So, how relevant is societal threefolding for today? We face serious challenges, such as: global warming, an unstable financial system, unprecedented economic inequality and rising insecurity despite massive arms spending. Society is fragile. And ethical boundaries are under attack by extreme self-interests, with 2016’s Brexit vote in Great Britain and the election of Donald Trump in the US.

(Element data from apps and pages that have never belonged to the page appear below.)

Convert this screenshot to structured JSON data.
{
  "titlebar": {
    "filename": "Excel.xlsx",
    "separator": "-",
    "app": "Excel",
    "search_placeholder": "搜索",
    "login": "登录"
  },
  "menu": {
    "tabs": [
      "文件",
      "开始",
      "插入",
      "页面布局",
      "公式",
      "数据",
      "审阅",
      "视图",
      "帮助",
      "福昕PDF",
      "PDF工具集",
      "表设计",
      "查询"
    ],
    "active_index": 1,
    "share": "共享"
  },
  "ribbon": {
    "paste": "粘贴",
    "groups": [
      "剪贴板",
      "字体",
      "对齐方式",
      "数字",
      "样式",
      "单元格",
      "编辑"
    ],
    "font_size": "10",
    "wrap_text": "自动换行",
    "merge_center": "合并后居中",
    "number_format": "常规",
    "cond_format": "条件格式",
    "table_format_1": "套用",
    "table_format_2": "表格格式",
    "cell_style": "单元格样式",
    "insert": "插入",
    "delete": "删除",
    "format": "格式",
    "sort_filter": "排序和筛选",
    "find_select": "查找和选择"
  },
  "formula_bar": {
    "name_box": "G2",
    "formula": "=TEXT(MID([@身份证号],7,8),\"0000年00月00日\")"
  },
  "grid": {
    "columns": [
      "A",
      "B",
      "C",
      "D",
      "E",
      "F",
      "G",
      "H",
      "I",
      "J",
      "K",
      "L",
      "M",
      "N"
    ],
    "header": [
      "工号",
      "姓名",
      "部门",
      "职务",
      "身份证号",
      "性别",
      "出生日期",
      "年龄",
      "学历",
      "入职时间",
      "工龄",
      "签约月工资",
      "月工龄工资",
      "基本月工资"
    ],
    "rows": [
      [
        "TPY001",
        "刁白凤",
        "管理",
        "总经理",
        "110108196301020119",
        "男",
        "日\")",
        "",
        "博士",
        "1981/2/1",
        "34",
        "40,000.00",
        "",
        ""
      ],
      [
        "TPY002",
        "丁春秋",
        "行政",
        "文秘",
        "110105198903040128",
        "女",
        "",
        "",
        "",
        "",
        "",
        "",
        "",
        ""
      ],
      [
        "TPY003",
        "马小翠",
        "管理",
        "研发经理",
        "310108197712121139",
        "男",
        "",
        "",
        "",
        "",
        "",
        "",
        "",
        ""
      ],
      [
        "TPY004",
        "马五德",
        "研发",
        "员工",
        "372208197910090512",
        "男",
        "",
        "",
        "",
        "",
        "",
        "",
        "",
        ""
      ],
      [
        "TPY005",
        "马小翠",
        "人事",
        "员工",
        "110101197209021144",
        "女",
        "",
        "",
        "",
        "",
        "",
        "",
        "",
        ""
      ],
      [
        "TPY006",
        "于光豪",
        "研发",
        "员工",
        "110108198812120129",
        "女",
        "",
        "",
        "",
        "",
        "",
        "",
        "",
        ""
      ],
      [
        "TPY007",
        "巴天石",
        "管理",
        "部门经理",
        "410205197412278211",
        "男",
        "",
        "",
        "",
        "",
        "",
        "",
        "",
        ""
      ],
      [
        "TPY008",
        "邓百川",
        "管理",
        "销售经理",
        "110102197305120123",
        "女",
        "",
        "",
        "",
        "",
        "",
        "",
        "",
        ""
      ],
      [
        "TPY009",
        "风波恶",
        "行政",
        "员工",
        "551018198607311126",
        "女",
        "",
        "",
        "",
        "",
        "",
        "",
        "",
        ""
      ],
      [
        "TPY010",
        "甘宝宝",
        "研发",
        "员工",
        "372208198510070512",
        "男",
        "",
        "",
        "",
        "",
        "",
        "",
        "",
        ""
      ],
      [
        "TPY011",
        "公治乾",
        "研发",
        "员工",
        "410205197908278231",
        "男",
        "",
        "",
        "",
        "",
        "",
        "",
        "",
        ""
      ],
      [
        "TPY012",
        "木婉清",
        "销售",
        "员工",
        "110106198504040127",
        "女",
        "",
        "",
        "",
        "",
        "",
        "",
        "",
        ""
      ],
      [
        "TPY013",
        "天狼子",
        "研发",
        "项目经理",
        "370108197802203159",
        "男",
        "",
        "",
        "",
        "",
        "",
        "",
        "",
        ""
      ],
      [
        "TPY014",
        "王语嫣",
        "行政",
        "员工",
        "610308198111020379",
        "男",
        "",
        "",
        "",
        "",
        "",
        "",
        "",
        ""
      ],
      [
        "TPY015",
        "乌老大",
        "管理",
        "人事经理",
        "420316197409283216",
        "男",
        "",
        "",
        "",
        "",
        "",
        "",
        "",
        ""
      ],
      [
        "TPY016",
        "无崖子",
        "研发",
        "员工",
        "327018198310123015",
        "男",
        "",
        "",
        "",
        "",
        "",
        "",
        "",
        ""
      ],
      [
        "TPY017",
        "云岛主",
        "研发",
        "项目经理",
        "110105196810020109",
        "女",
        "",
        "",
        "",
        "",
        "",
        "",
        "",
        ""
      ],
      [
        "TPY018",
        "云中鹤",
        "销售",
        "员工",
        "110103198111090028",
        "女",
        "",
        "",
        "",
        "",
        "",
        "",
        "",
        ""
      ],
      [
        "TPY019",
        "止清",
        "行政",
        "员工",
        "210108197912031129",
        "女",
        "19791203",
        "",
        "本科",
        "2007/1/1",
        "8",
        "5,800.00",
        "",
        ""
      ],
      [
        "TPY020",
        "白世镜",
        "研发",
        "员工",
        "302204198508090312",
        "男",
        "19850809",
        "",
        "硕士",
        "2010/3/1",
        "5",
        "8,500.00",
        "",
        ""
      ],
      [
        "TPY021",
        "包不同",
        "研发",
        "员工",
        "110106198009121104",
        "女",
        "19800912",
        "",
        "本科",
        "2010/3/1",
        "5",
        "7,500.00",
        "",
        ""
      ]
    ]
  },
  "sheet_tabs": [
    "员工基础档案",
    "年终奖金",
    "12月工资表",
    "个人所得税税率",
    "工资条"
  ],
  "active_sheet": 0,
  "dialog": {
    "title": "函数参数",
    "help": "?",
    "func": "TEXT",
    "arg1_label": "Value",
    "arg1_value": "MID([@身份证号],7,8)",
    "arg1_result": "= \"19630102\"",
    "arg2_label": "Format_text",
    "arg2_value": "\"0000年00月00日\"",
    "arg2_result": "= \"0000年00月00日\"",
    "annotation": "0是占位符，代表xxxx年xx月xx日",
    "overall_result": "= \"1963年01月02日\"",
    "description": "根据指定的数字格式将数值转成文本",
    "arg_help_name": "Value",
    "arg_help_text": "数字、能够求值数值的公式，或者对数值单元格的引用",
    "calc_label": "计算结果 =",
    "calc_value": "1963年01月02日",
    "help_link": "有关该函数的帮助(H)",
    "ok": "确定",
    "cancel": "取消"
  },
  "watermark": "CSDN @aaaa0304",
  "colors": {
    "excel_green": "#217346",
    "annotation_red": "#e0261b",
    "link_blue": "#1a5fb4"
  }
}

Societal threefolding can help tackle such challenges by rebalancing society where there is either one-sided economic, or political or cultural dominance. For example, by getting the money out of politics so rights are not for sale, or freeing education from inappropriate business and political control. Secondly, there is a ‘blessed unrest’ of people working for the common good globally who are also seeking a guiding societal narrative for co-creating the social future, to help join up the dots. Thirdly, we can action research Steiner’s societal threefolding by asking three burning questions: How are we building a more creative cultural life where every person can develop their potential? How are we realising a more democratic, participative political life that respects human rights, social inclusion, justice, equality and builds peace? And how are we developing a regenerative, associative economy that meets human needs whilst caring for our planet?
Martin Large’s itinerary for his visit to New Zealand in October includes the following events:
Monday 2nd: Speak at public meeting
Tuesday 3rd: Meeting with youth group
Thursday 5th: Talk to farmers and growers at The Family Farm
Friday 6th to Sunday 8th: Speak at the Anthroposophical Conference
Monday 9th: Public talk
Tuesday 10th: Workshop
Wednesday 11th: Public talk
Thursday 12th: Visit Motueka Steiner school
Friday 13th: Meeting with the BDA Council
Monday 16th: Public talk
Tuesday 17th: Meeting with Project Lyttelton and community talk